23:25. Dickie Mint, the ever-popular ventriloquist’s doll, is sporting a guardsman’s uniform tonight. Some of his routine is still fresh in our memories from BBC2’s Christmas Eve “Ken Dodd Night” — but plenty of the gags are new, and no-one really minds. With all the quick-fire word-play between Dodd and his cheeky dummy, the famous “no bad language” rule comes very close to being broken — but in the end, our blushes are spared.
23:40. In between quips (“You know you’re entitled to an attendance allowance for staying here?”) Ken is reading out dedications from members of the audience. (“We’re one step away from turning into sheltered accommodation!”) The banter is flowing freely between the performer and the front two rows. The laughs are still rolling, and strange as it might sound, we feel like we could happily stay here all night. Two hours earlier, we couldn’t wait for the interval. Now we don’t want to leave.
23:55. Looking and sounding twenty years younger than the man who first stepped onto the stage, Dodd is working his way through some of his old hits — Love Is Like A Violin, Tears — and working in the odd Johnny Cash impersonation along the way. A final semi-operatic skit sees him in fine voice, every inch the ageless master of his craft, the last member of the music hall generation still standing. We shall never see his like again.
00:06. Bang on the five hour mark, an unashamedly sentimental Absent Friends brings the night to a close. Suddenly, Ken sounds older and frailer again, as he reluctantly ekes out his final moments on stage, not yet quite ready to step back into the shadows.
00:09. A quick burst of his signature tune Happiness, and it is all over. We feel as if we have just scaled the comedy equivalent of the North Face of the Eiger.
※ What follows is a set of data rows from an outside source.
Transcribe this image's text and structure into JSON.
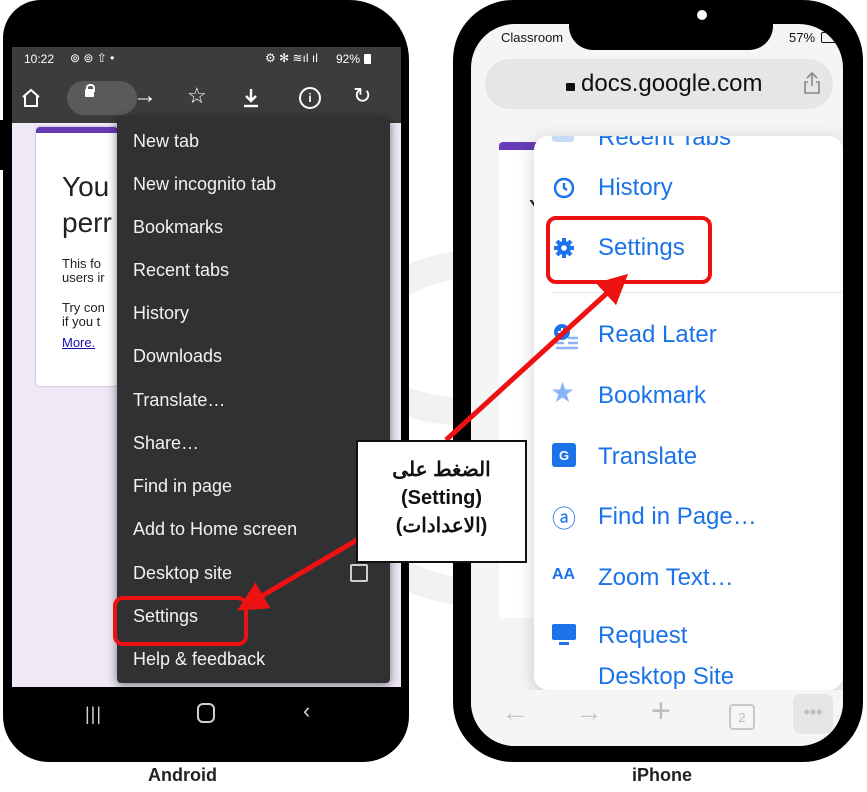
{
  "android": {
    "status": {
      "time": "10:22",
      "battery": "92%"
    },
    "page": {
      "heading_line1": "You",
      "heading_line2": "perr",
      "body1": "This fo\nusers ir",
      "body2": "Try con\nif you t",
      "link": "More."
    },
    "menu": {
      "items": [
        "New tab",
        "New incognito tab",
        "Bookmarks",
        "Recent tabs",
        "History",
        "Downloads",
        "Translate…",
        "Share…",
        "Find in page",
        "Add to Home screen",
        "Desktop site",
        "Settings",
        "Help & feedback"
      ]
    },
    "caption": "Android"
  },
  "iphone": {
    "status": {
      "carrier": "Classroom",
      "battery": "57%"
    },
    "url": "docs.google.com",
    "menu": {
      "items": [
        "Recent Tabs",
        "History",
        "Settings",
        "Read Later",
        "Bookmark",
        "Translate",
        "Find in Page…",
        "Zoom Text…",
        "Request",
        "Desktop Site"
      ]
    },
    "toolbar": {
      "tab_count": "2"
    },
    "caption": "iPhone"
  },
  "callout": {
    "line1": "الضغط على",
    "line2": "(Setting)",
    "line3": "(الاعدادات)"
  },
  "colors": {
    "highlight": "#ee1111",
    "ios_blue": "#1a73e8",
    "android_menu": "#303133"
  }
}
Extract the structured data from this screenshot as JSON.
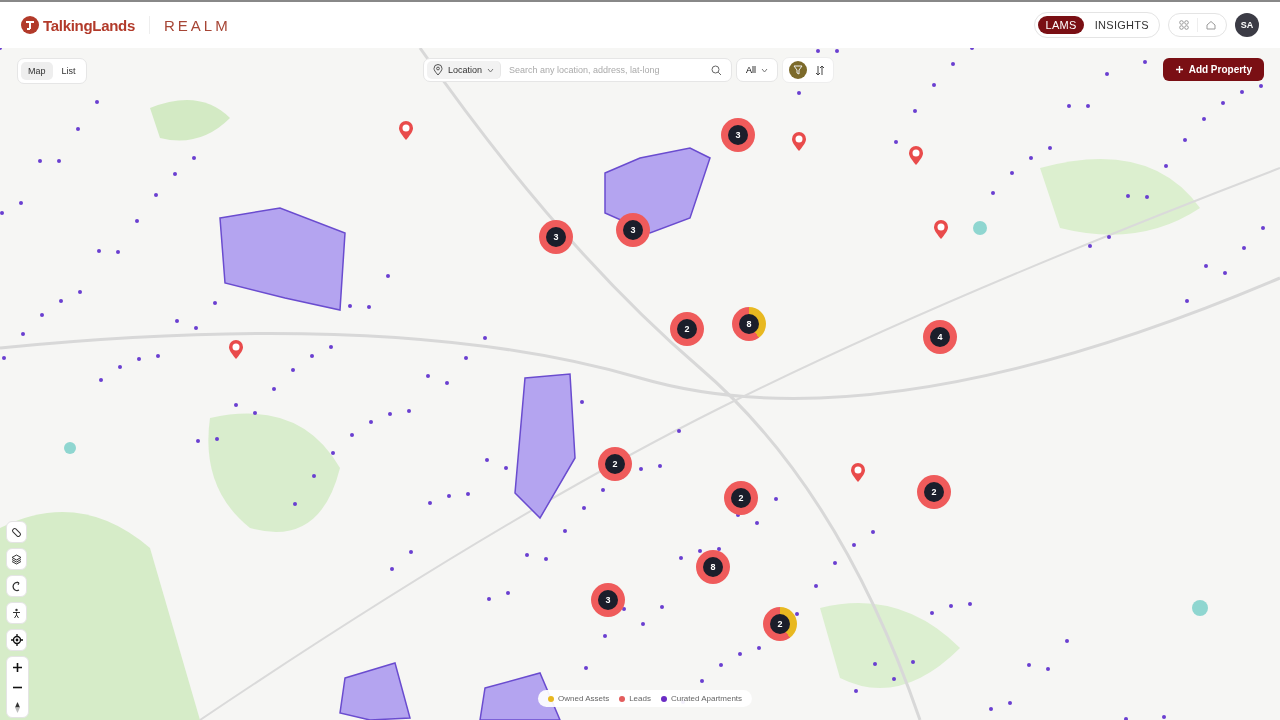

He’ll probably be back this time next year, just as he has been almost every year since 1954. Good old Ken. For many of his ever-loyal audience, the holday season just wouldn’t be the same without him.
Whether you’re a glamorous frequent flyer in first class, a canapé-shovelling freeloader in club class, or merely one of the down-trodden hordes in cattle class, there is something in Pam Ann’s act that will strike an immediate chord of recognition.
That haughty, don’t-mess-with-me strut that British Airways cabin crew perform en masse through Heathrow Terminal Four, dragging their wheelie suitcases through passport control? Pam has it down to a tee.
That two inch gap in the curtains at the back of club class, left just wide enough for envious economy passengers to watch the complimentary champagne being served in real glassware? Pam probably invented that evil little trick.
Having graduated from the gay scene to the theatre circuit, Pam still enjoys a huge gay following, and her knowing references to some of the more “specialist” aspects of the gay lifestyle drew roars of delight. Much of her audience is also drawn from the airline industry itself, and any references to specific crews – bossy, indifferent BA, air-headed Virgin Atlantic, or those unfortunates on easyJet who dream of one day being able to serve hot food – were just as eagerly lapped up.
The more experimental second half featured a series of other stewardess characters, linked by extensive video footage. Relying more on visual humour than on Pam’s razor-sharp observation and bitchy banter, the material was altogether patchier, and consequently less successful.
For the finale, various audience members – all cabin crew themselves – joined Pam on stage for a hastily and hilariously choreographed performance of From New York To L.A.